Patrick Kane is finally a New York Ranger. It took the Rangers some time to accrue the salary cap space to acquire Kane, but they were able to pull it off on Tuesday afternoon.
The Rangers sent a conditional 2023 second-round pick and a 2023 fourth-round pick to the Chicago Blackhawks in exchange for Kane. If the Rangers win two playoff rounds this year, the conditional second-round pick becomes a first-round pick in 2024 or 2025.
The Arizona Coyotes got involved as a third-party to retain some of Kane's salary and make it possible for the Rangers to fit him in under the cap. In exchange for retaining 25% of Kane's cap hit, the Coyotes got a 2025 third-round pick from the Rangers.
Let's dive in for a deeper look at how all three teams came out in this deal.
New York Rangers
Slam dunks don't get much easier than this. The Rangers were Shaquille O'Neal playing with a Little Tikes hoop.
Kane had a full no-movement clause, and that benefited the Rangers in a major way. New York was Kane's preferred trade destination, and as a result, the Rangers only had to give up a conditional second-round pick and a fourth-round pick to get one of the greatest American players in NHL history.
Kane's detractors will say that he is nothing more than a shell of the player that led the Blackhawks to three Stanley Cups and won the Hart Trophy in 2016. At 34 years old, Kane probably isn't that player anymore, but rumors of his demise may be at least a little exaggerated.
While it's true that Kane is on pace for one of the worst seasons of his career and that his defensive game has cratered in recent years, the quality of the roster around him has been awful.
For instance, Kane's linemates in the 2022-23 season have been Max Domi, Sam Lafferty, Andreas Athanasiou, Philipp Kurashev, Jason Dickinson, and Tyler Johnson. Despite being placed in a less-than-ideal situation, Kane has still produced 16 goals and 29 assists in 54 games.
Is Kane going to go back to posting 30-goal and 80-point seasons? Probably not, but the last couple of seasons in Chicago probably haven't been the greatest indicator of what he has left in the tank. Besides, Kane could be reunited with former Blackhawks linemate Artemi Panarin in New York.
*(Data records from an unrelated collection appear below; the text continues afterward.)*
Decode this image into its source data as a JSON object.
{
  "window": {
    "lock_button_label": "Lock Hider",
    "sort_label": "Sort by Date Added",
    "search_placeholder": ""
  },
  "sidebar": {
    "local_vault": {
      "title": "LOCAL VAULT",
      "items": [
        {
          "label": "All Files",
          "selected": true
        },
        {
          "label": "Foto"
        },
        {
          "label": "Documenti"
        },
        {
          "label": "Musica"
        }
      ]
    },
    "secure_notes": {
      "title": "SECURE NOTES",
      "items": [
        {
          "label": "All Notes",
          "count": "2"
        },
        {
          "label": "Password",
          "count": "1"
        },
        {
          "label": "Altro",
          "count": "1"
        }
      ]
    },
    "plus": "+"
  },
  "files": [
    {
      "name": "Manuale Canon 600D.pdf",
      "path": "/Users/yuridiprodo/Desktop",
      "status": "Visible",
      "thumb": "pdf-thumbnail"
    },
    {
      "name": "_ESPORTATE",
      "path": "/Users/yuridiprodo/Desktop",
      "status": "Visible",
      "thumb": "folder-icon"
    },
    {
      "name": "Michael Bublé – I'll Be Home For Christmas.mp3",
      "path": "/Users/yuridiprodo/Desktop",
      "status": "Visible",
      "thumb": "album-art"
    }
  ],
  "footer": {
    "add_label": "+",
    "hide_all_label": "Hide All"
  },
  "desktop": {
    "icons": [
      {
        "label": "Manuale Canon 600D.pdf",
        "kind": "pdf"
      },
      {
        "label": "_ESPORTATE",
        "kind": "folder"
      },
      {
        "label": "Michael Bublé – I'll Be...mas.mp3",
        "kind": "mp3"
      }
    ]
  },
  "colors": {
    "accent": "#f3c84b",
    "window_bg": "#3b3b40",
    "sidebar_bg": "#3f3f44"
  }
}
Kane and Panarin played two seasons together in Chicago from 2015 to 2017. In that time, Kane tallied 80 goals and 115 assists for 195 points in 164 games. That span also included his MVP season in 2015-16. If Rangers head coach Gerard Gallant puts Kane and Panarin back together, that could be the spark that ignites Kane again.
The bottom line is that the Rangers got another excellent offensive playmaker for a bargain bin price. Kane's best days may be behind him, but it's hard to believe he won't improve on a Rangers team that now boasts one of the best top-six forward groups in the league. Keeping the blueshirts off the board will be a tough task for their playoff opponents. Grade -- A+
The Blackhawks' hands were tied here. They could either let Kane have his swan song in Chicago for the rest of the season and risk losing him for nothing in free agency or trade him to the Rangers. That's it. Those were their two options.
This decision probably wasn't an easy one for Chicago. Kane is a franchise icon. He has three Stanley Cup rings and a Hart Trophy to his name. The No. 88 will go up into the rafters at the United Center one day, and a statue of him will sit outside the arena.
In choosing to part ways with Kane before the trade deadline, the Blackhawks had little to no leverage due to his no-movement clause. At some point, this trade became more about doing Kane a favor and giving him a chance to win another Cup than anything else.
Because of all those factors, this return is incredibly disappointing. There was no guaranteed first-round pick, no young roster player, and no prospect.
Under more normal circumstances, Kane would have gone for a king's ransom at the deadline, but these were not normal circumstances. The Blackhawks gave up a legendary player for the type of return commanded by a middle-six forward. At least Chicago fans can root for Kane and the Blackhawks in the playoffs in hopes that the conditional second-round pick becomes a first-round pick. Grade -- D+
Retaining an all-time great player's salary for a mid-round draft pick. We call that the Coyotes Special.
As a team that often flirts with the salary cap floor, the Coyotes need to make these types of moves as they try to climb out of the NHL's basement. Luckily for them, the inevitable Jacob Chychrun should bring back a little more than a third-round pick. Grade -- A-